PROBLEM REQUIREMENTS =
The whole listing below is to be returned without alteration.

RECORDS FOR THIS TASK section start

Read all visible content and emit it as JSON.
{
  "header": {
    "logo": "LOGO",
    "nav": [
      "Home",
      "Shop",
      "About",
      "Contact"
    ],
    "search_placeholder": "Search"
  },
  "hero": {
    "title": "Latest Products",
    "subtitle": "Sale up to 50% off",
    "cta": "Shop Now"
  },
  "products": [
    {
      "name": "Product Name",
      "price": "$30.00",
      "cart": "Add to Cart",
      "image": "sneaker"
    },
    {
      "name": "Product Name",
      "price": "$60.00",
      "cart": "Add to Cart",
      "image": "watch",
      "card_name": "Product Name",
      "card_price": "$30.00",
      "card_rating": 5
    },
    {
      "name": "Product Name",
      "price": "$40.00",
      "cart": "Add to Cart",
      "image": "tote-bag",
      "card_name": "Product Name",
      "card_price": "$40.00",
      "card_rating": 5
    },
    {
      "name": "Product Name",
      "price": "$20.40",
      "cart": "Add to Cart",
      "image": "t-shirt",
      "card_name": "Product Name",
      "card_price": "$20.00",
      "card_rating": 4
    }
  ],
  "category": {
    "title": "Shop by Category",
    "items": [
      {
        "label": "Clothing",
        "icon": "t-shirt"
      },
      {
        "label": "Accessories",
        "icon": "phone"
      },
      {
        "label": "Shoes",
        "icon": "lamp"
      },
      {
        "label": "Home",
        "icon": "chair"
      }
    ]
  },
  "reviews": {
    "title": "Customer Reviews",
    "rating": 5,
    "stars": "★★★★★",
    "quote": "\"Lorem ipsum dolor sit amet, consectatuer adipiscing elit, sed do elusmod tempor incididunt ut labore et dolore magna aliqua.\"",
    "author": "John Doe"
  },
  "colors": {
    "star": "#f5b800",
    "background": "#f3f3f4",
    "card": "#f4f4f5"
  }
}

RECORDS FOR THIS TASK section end

OUTPUT =
Read all visible content and emit it as JSON.
{
  "header": {
    "logo": "LOGO",
    "nav": [
      "Home",
      "Shop",
      "About",
      "Contact"
    ],
    "search_placeholder": "Search"
  },
  "hero": {
    "title": "Latest Products",
    "subtitle": "Sale up to 50% off",
    "cta": "Shop Now"
  },
  "products": [
    {
      "name": "Product Name",
      "price": "$30.00",
      "cart": "Add to Cart",
      "image": "sneaker"
    },
    {
      "name": "Product Name",
      "price": "$60.00",
      "cart": "Add to Cart",
      "image": "watch",
      "card_name": "Product Name",
      "card_price": "$30.00",
      "card_rating": 5
    },
    {
      "name": "Product Name",
      "price": "$40.00",
      "cart": "Add to Cart",
      "image": "tote-bag",
      "card_name": "Product Name",
      "card_price": "$40.00",
      "card_rating": 5
    },
    {
      "name": "Product Name",
      "price": "$20.40",
      "cart": "Add to Cart",
      "image": "t-shirt",
      "card_name": "Product Name",
      "card_price": "$20.00",
      "card_rating": 4
    }
  ],
  "category": {
    "title": "Shop by Category",
    "items": [
      {
        "label": "Clothing",
        "icon": "t-shirt"
      },
      {
        "label": "Accessories",
        "icon": "phone"
      },
      {
        "label": "Shoes",
        "icon": "lamp"
      },
      {
        "label": "Home",
        "icon": "chair"
      }
    ]
  },
  "reviews": {
    "title": "Customer Reviews",
    "rating": 5,
    "stars": "★★★★★",
    "quote": "\"Lorem ipsum dolor sit amet, consectatuer adipiscing elit, sed do elusmod tempor incididunt ut labore et dolore magna aliqua.\"",
    "author": "John Doe"
  },
  "colors": {
    "star": "#f5b800",
    "background": "#f3f3f4",
    "card": "#f4f4f5"
  }
}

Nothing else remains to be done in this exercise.